▶ _Task goal_: Leaving every image behind, reproduce the records word for word.

Data extract Block Start

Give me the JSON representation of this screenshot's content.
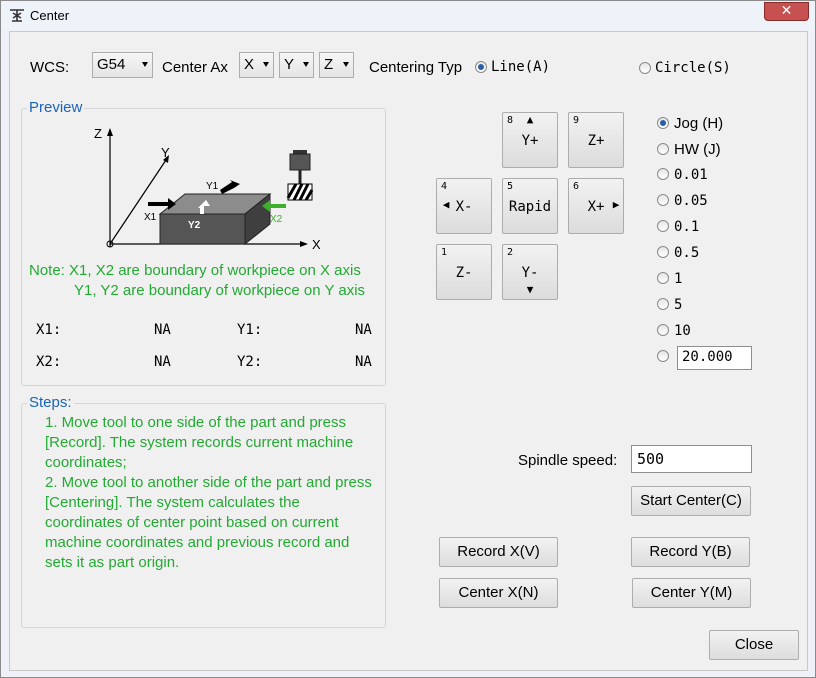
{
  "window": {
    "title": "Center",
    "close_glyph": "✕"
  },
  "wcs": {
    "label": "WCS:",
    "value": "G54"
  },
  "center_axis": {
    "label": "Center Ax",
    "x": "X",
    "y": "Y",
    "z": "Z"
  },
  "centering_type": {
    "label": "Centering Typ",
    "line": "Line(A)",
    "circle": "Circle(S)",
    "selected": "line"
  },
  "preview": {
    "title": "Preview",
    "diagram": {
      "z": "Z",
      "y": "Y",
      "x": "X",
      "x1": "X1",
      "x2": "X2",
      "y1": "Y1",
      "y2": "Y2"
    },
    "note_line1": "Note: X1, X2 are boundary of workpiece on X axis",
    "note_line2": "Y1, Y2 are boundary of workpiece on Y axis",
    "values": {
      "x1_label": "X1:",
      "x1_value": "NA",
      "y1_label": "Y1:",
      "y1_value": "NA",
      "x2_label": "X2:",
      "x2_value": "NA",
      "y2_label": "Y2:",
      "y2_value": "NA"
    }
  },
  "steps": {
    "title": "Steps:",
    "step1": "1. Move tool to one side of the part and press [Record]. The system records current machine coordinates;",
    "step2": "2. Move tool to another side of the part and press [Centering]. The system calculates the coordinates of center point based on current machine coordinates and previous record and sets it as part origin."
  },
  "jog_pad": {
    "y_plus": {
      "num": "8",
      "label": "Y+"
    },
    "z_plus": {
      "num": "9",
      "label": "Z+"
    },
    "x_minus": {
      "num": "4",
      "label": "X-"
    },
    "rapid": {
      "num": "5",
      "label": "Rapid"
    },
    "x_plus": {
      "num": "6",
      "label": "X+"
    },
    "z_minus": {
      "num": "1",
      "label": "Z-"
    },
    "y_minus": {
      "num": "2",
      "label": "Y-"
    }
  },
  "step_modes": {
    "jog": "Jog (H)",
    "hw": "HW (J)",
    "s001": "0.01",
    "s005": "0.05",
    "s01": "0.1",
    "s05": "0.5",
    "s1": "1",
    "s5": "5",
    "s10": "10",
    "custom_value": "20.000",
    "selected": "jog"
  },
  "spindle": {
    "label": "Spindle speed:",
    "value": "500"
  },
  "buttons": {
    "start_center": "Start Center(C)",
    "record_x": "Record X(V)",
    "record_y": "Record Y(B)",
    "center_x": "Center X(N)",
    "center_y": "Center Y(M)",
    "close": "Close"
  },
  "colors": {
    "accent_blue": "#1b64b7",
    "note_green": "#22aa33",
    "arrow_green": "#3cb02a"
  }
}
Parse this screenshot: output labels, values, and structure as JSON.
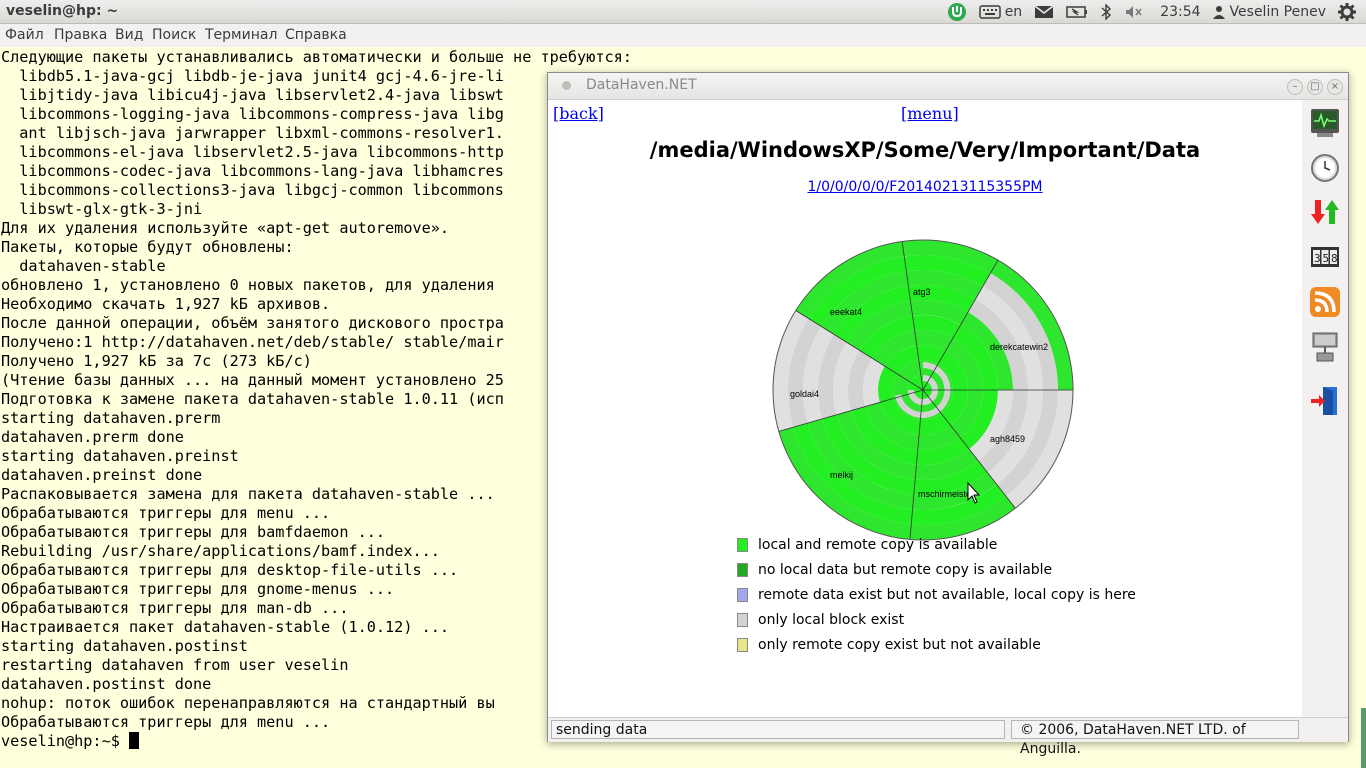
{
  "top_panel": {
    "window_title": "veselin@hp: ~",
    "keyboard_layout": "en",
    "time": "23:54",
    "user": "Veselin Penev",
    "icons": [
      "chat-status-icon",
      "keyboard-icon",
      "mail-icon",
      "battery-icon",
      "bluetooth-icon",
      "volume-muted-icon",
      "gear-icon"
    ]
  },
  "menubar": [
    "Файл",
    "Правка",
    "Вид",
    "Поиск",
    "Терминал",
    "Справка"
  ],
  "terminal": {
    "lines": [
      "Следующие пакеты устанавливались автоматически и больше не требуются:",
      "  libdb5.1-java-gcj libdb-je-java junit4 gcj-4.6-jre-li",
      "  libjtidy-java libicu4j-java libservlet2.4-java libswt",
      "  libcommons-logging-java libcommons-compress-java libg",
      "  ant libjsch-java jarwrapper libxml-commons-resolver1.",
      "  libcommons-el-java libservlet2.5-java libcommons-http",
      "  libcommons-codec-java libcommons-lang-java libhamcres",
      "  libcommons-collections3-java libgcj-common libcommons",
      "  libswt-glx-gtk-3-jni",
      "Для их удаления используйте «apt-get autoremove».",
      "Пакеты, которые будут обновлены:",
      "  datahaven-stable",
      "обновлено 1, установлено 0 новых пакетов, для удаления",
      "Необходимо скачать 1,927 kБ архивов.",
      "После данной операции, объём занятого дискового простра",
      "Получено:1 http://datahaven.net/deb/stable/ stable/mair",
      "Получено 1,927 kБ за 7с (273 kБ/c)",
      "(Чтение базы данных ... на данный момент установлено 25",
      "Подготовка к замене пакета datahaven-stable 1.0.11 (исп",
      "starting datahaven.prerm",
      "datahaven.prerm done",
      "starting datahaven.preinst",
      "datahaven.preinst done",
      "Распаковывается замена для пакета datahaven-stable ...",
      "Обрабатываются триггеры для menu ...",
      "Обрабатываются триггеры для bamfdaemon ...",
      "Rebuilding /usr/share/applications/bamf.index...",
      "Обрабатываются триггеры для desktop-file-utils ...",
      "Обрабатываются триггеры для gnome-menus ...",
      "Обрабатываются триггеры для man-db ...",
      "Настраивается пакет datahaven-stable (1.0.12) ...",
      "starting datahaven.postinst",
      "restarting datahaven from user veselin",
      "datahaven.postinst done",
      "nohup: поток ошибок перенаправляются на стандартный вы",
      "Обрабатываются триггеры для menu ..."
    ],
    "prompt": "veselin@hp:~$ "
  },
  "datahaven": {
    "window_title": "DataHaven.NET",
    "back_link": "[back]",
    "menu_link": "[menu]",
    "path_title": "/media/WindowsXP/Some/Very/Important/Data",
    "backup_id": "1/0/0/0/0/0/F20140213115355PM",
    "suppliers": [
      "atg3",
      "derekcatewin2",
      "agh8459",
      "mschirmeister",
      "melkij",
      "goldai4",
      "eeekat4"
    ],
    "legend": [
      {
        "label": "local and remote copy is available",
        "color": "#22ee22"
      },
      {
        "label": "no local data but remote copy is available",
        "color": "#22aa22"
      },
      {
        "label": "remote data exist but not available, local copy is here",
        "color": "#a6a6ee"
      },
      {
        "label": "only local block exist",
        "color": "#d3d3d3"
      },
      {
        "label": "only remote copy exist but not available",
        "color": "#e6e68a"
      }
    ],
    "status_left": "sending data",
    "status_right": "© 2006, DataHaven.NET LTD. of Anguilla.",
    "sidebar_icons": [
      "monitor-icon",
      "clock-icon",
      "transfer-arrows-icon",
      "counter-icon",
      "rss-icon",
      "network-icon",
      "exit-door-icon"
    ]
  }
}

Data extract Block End

▶ _Your solution_:
Give me the JSON representation of this screenshot's content.
{
  "window": {
    "title": "Center",
    "close_glyph": "✕"
  },
  "wcs": {
    "label": "WCS:",
    "value": "G54"
  },
  "center_axis": {
    "label": "Center Ax",
    "x": "X",
    "y": "Y",
    "z": "Z"
  },
  "centering_type": {
    "label": "Centering Typ",
    "line": "Line(A)",
    "circle": "Circle(S)",
    "selected": "line"
  },
  "preview": {
    "title": "Preview",
    "diagram": {
      "z": "Z",
      "y": "Y",
      "x": "X",
      "x1": "X1",
      "x2": "X2",
      "y1": "Y1",
      "y2": "Y2"
    },
    "note_line1": "Note: X1, X2 are boundary of workpiece on X axis",
    "note_line2": "Y1, Y2 are boundary of workpiece on Y axis",
    "values": {
      "x1_label": "X1:",
      "x1_value": "NA",
      "y1_label": "Y1:",
      "y1_value": "NA",
      "x2_label": "X2:",
      "x2_value": "NA",
      "y2_label": "Y2:",
      "y2_value": "NA"
    }
  },
  "steps": {
    "title": "Steps:",
    "step1": "1. Move tool to one side of the part and press [Record]. The system records current machine coordinates;",
    "step2": "2. Move tool to another side of the part and press [Centering]. The system calculates the coordinates of center point based on current machine coordinates and previous record and sets it as part origin."
  },
  "jog_pad": {
    "y_plus": {
      "num": "8",
      "label": "Y+"
    },
    "z_plus": {
      "num": "9",
      "label": "Z+"
    },
    "x_minus": {
      "num": "4",
      "label": "X-"
    },
    "rapid": {
      "num": "5",
      "label": "Rapid"
    },
    "x_plus": {
      "num": "6",
      "label": "X+"
    },
    "z_minus": {
      "num": "1",
      "label": "Z-"
    },
    "y_minus": {
      "num": "2",
      "label": "Y-"
    }
  },
  "step_modes": {
    "jog": "Jog (H)",
    "hw": "HW (J)",
    "s001": "0.01",
    "s005": "0.05",
    "s01": "0.1",
    "s05": "0.5",
    "s1": "1",
    "s5": "5",
    "s10": "10",
    "custom_value": "20.000",
    "selected": "jog"
  },
  "spindle": {
    "label": "Spindle speed:",
    "value": "500"
  },
  "buttons": {
    "start_center": "Start Center(C)",
    "record_x": "Record X(V)",
    "record_y": "Record Y(B)",
    "center_x": "Center X(N)",
    "center_y": "Center Y(M)",
    "close": "Close"
  },
  "colors": {
    "accent_blue": "#1b64b7",
    "note_green": "#22aa33",
    "arrow_green": "#3cb02a"
  }
}
Parse this screenshot: output labels, values, and structure as JSON.
{
  "top_panel": {
    "window_title": "veselin@hp: ~",
    "keyboard_layout": "en",
    "time": "23:54",
    "user": "Veselin Penev",
    "icons": [
      "chat-status-icon",
      "keyboard-icon",
      "mail-icon",
      "battery-icon",
      "bluetooth-icon",
      "volume-muted-icon",
      "gear-icon"
    ]
  },
  "menubar": [
    "Файл",
    "Правка",
    "Вид",
    "Поиск",
    "Терминал",
    "Справка"
  ],
  "terminal": {
    "lines": [
      "Следующие пакеты устанавливались автоматически и больше не требуются:",
      "  libdb5.1-java-gcj libdb-je-java junit4 gcj-4.6-jre-li",
      "  libjtidy-java libicu4j-java libservlet2.4-java libswt",
      "  libcommons-logging-java libcommons-compress-java libg",
      "  ant libjsch-java jarwrapper libxml-commons-resolver1.",
      "  libcommons-el-java libservlet2.5-java libcommons-http",
      "  libcommons-codec-java libcommons-lang-java libhamcres",
      "  libcommons-collections3-java libgcj-common libcommons",
      "  libswt-glx-gtk-3-jni",
      "Для их удаления используйте «apt-get autoremove».",
      "Пакеты, которые будут обновлены:",
      "  datahaven-stable",
      "обновлено 1, установлено 0 новых пакетов, для удаления",
      "Необходимо скачать 1,927 kБ архивов.",
      "После данной операции, объём занятого дискового простра",
      "Получено:1 http://datahaven.net/deb/stable/ stable/mair",
      "Получено 1,927 kБ за 7с (273 kБ/c)",
      "(Чтение базы данных ... на данный момент установлено 25",
      "Подготовка к замене пакета datahaven-stable 1.0.11 (исп",
      "starting datahaven.prerm",
      "datahaven.prerm done",
      "starting datahaven.preinst",
      "datahaven.preinst done",
      "Распаковывается замена для пакета datahaven-stable ...",
      "Обрабатываются триггеры для menu ...",
      "Обрабатываются триггеры для bamfdaemon ...",
      "Rebuilding /usr/share/applications/bamf.index...",
      "Обрабатываются триггеры для desktop-file-utils ...",
      "Обрабатываются триггеры для gnome-menus ...",
      "Обрабатываются триггеры для man-db ...",
      "Настраивается пакет datahaven-stable (1.0.12) ...",
      "starting datahaven.postinst",
      "restarting datahaven from user veselin",
      "datahaven.postinst done",
      "nohup: поток ошибок перенаправляются на стандартный вы",
      "Обрабатываются триггеры для menu ..."
    ],
    "prompt": "veselin@hp:~$ "
  },
  "datahaven": {
    "window_title": "DataHaven.NET",
    "back_link": "[back]",
    "menu_link": "[menu]",
    "path_title": "/media/WindowsXP/Some/Very/Important/Data",
    "backup_id": "1/0/0/0/0/0/F20140213115355PM",
    "suppliers": [
      "atg3",
      "derekcatewin2",
      "agh8459",
      "mschirmeister",
      "melkij",
      "goldai4",
      "eeekat4"
    ],
    "legend": [
      {
        "label": "local and remote copy is available",
        "color": "#22ee22"
      },
      {
        "label": "no local data but remote copy is available",
        "color": "#22aa22"
      },
      {
        "label": "remote data exist but not available, local copy is here",
        "color": "#a6a6ee"
      },
      {
        "label": "only local block exist",
        "color": "#d3d3d3"
      },
      {
        "label": "only remote copy exist but not available",
        "color": "#e6e68a"
      }
    ],
    "status_left": "sending data",
    "status_right": "© 2006, DataHaven.NET LTD. of Anguilla.",
    "sidebar_icons": [
      "monitor-icon",
      "clock-icon",
      "transfer-arrows-icon",
      "counter-icon",
      "rss-icon",
      "network-icon",
      "exit-door-icon"
    ]
  }
}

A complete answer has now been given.